In this case, the agency maintains It has to allow companies to object. It could have started the process more than three decades ago when we first requested data.
Corporate lawyers and consultants representing contractors are sounding the alarm to clients.
“If there is information in your EEO-1 Reports that you would prefer to keep out of your competitors’ hands and the public eye, you should act quickly,” wrote one firm.
“Employers have a number of reasons to fear their EEO-1 data becoming public,” wrote anotherThat includes that Reveal “could use the data to call out employers who they believe have underperformed in their diversity efforts, or worse yet, engaged in discrimination.”
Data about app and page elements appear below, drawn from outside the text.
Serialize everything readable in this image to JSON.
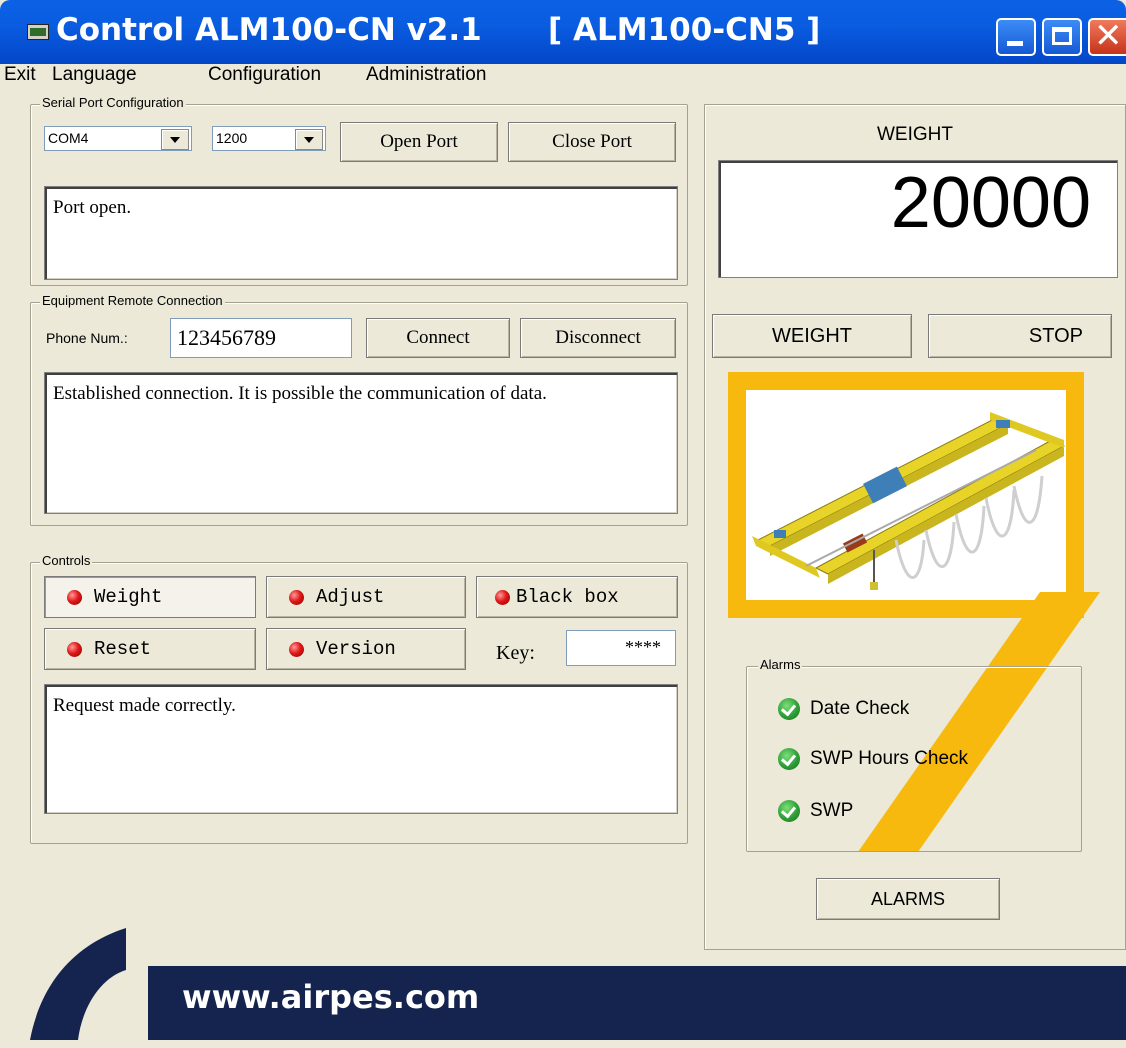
{
  "window": {
    "title": "Control ALM100-CN v2.1",
    "device": "[ ALM100-CN5  ]",
    "title_color": "#0a5ce0"
  },
  "menu": [
    "Exit",
    "Language",
    "Configuration",
    "Administration"
  ],
  "serial_port": {
    "legend": "Serial Port Configuration",
    "port": "COM4",
    "baud": "1200",
    "open_label": "Open Port",
    "close_label": "Close Port",
    "log": "Port open."
  },
  "remote": {
    "legend": "Equipment Remote Connection",
    "phone_label": "Phone Num.:",
    "phone_value": "123456789",
    "connect_label": "Connect",
    "disconnect_label": "Disconnect",
    "log": "Established connection. It is possible the communication of data."
  },
  "controls": {
    "legend": "Controls",
    "weight_label": "Weight",
    "adjust_label": "Adjust",
    "blackbox_label": "Black box",
    "reset_label": "Reset",
    "version_label": "Version",
    "key_label": "Key:",
    "key_value": "****",
    "log": "Request made correctly."
  },
  "weight_panel": {
    "heading": "WEIGHT",
    "value": "20000",
    "weight_button": "WEIGHT",
    "stop_button": "STOP"
  },
  "alarms": {
    "legend": "Alarms",
    "items": [
      "Date Check",
      "SWP Hours Check",
      "SWP"
    ],
    "button": "ALARMS"
  },
  "footer": {
    "url": "www.airpes.com",
    "bar_color": "#14244e"
  },
  "accent_color": "#f7b90e"
}
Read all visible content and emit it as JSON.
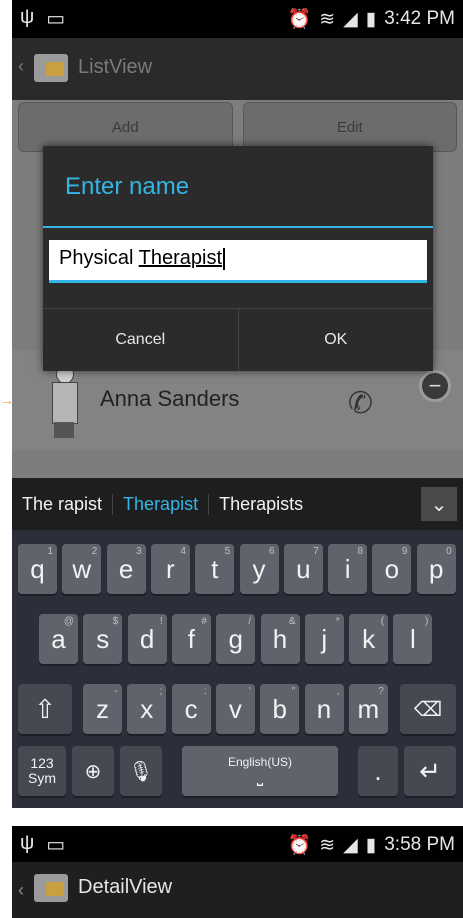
{
  "screen1": {
    "status": {
      "usb_icon": "usb-icon",
      "keyboard_icon": "keyboard-icon",
      "time": "3:42 PM"
    },
    "actionbar": {
      "title": "ListView"
    },
    "buttons": {
      "add": "Add",
      "edit": "Edit"
    },
    "list": {
      "name": "Anna Sanders"
    },
    "dialog": {
      "title": "Enter name",
      "value_prefix": "Physical ",
      "value_underlined": "Therapist",
      "cancel": "Cancel",
      "ok": "OK"
    },
    "suggestions": [
      "The rapist",
      "Therapist",
      "Therapists"
    ],
    "keyboard": {
      "row1": [
        {
          "k": "q",
          "h": "1"
        },
        {
          "k": "w",
          "h": "2"
        },
        {
          "k": "e",
          "h": "3"
        },
        {
          "k": "r",
          "h": "4"
        },
        {
          "k": "t",
          "h": "5"
        },
        {
          "k": "y",
          "h": "6"
        },
        {
          "k": "u",
          "h": "7"
        },
        {
          "k": "i",
          "h": "8"
        },
        {
          "k": "o",
          "h": "9"
        },
        {
          "k": "p",
          "h": "0"
        }
      ],
      "row2": [
        {
          "k": "a",
          "h": "@"
        },
        {
          "k": "s",
          "h": "$"
        },
        {
          "k": "d",
          "h": "!"
        },
        {
          "k": "f",
          "h": "#"
        },
        {
          "k": "g",
          "h": "/"
        },
        {
          "k": "h",
          "h": "&"
        },
        {
          "k": "j",
          "h": "*"
        },
        {
          "k": "k",
          "h": "("
        },
        {
          "k": "l",
          "h": ")"
        }
      ],
      "row3": [
        {
          "k": "z",
          "h": "-"
        },
        {
          "k": "x",
          "h": ";"
        },
        {
          "k": "c",
          "h": ":"
        },
        {
          "k": "v",
          "h": "'"
        },
        {
          "k": "b",
          "h": "\""
        },
        {
          "k": "n",
          "h": ","
        },
        {
          "k": "m",
          "h": "?"
        }
      ],
      "sym": "123\nSym",
      "space": "English(US)",
      "period": "."
    }
  },
  "screen2": {
    "status": {
      "time": "3:58 PM"
    },
    "actionbar": {
      "title": "DetailView"
    }
  }
}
A third wrote that the government’s general notice was “woefully inadequate” and that failing to alert each individual company “sets concerning precedent.”
The agency states that it will make an independent evaluation of companies’ objections before deciding whether to disclose their diversity reports. It has often rubber stamped those objections in the past.
It was many years ago that Reveal requested PayPal’s diversity numbers, the company offered a common objection: “PayPal has taken great care to ensure the confidentiality of its EEO-1 Reports” and releasing them “would cause substantial competitive harm.” The government immediately wrote back that it agreed with PayPal, in a letter These documents were dated the same date.
The day after RevealYou wrote: story about thatPayPal posted its EEO-1s online. continues Each year, you will be required to do this. By the time USA TodayWhen PayPal CEO Dan Schulman was asked by companies to provide EEO-1s for 2021, he became an advocate for disclosure. saying, “The more transparent we can be as a company, the more we can fix issues and the more we can inspire others to do the same.”
The fact that some companies disclose their numbers without a problem shows that the arguments for secrecy don’t hold up, said Joseph Bryant Jr., who leads the Rainbow PUSH Silicon Valley Diversity Project. The group’s founder, the Rev. Jesse Jackson Sr. pressuring Tech companies to share EEO-1 numbers since 2014
“Whatever the excuse may be has a lot to do with companies not wanting to be caught with their pants down,” Bryant said. “I think there are some companies that are too embarrassed and too lazy to do any better. And it’s easier to deflect than to adjust.”
When asked how the government will handle objections in the future and how the public can be trusted, a spokesperson from the Office of Federal Contract Compliance Programs declined comments.
But one thing is clear: It follows a long pattern of deference to private companies — unless faced with a lawsuit.
This story was edited and copied by Nikki Frick and Andrew Donohue.
Will Evans can reached at [email protected]. Follow him on Twitter: @willCIR.
This story was created by RevealThe Center for Investigative Reporting, an independent news organization. Learn more at revealnews.org and subscribe to their weekly newsletter at revealnews.org/newsletter.